These days most people are aware of the cascade of environmental issues caused by invasive plants displacing natives. Plants like European blackberry are quite capable of reducing areas of rich biodiversity to a monotonous monoculture in very short order.
The need for human intervention to retain the richness and variety of our Australian bush is obvious, and this is in fact the job that takes up much of the time of Parklands Rangers throughout the year.
But getting back to biodiversity when invasive species have already established is a delicate path to walk. In some cases native animals like birds or possums will be making use of the invasive plants, no matter how inferior they are as habitat. Removing them all at once may also mean depriving these animals of their opportunity to shelter and nest in the area.
Providing alternative native habitat is vital, and as that will always take time, sometime transition habitat may be needed in the meantime.
This is why Parklands Rangers assess each site before treating invasive species. Are there established native plants nearby for birds and animals to use? In some cases it may be best to plant replacement native species well before treatment, so that they will provide that vital habitat when it is needed. In other cases, some individual plants might be retained for longer to provide transition habitat, or dead canes left standing to provide shelter while native plants recover.
Of course the best treatment for invasive plants is prevention; making sure we are not planting invasive species in our gardens, removing ‘parent’ invasives from the landscape before they spread; treating young plants as soon as they appear; keeping native bush intact.

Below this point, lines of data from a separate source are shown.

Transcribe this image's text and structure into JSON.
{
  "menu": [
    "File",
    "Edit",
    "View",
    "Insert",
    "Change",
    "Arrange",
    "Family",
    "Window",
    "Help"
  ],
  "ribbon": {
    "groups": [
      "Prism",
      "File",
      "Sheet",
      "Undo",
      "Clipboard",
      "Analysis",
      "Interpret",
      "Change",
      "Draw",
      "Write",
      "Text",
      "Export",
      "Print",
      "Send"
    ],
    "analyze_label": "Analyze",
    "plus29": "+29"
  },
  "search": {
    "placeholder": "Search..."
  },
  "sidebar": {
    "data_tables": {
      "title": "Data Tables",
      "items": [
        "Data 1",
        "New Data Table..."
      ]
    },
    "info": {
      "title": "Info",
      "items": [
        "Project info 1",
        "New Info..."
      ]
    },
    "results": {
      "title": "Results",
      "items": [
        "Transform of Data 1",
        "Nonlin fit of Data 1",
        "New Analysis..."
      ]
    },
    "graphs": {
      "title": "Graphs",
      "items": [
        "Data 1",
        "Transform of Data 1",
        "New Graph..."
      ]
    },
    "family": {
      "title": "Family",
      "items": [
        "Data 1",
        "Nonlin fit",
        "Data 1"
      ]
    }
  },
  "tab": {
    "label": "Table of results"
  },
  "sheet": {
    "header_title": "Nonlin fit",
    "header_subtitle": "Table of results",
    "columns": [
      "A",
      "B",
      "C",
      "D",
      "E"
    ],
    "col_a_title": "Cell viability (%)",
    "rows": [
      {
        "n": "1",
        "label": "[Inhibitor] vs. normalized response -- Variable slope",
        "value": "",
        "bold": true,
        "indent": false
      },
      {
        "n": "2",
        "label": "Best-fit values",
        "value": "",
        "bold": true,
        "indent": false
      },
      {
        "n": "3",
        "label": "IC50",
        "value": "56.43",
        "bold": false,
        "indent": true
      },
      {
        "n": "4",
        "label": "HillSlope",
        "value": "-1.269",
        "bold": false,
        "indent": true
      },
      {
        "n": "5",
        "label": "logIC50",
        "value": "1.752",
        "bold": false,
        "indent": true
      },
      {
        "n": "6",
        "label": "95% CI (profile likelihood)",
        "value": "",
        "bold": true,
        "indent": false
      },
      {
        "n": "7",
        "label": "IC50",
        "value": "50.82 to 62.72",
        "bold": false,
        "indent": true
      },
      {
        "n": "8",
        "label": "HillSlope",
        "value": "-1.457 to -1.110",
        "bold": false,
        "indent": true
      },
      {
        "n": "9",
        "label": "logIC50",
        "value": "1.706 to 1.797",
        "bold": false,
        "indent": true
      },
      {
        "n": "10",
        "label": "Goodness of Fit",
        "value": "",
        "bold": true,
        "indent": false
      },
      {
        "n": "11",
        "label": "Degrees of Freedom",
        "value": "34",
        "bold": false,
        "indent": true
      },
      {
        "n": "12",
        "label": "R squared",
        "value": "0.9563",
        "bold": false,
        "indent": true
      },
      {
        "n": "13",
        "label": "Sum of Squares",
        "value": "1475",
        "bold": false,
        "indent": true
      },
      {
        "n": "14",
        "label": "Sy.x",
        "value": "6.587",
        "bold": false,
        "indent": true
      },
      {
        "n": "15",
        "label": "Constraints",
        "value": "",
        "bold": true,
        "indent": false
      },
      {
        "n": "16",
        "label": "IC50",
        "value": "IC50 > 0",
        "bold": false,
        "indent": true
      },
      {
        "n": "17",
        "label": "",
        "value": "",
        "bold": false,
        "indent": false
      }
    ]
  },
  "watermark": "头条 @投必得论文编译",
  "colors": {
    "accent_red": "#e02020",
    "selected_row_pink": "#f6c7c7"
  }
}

A good local resource on invasive plants is available on the Baranduda Landcare website here.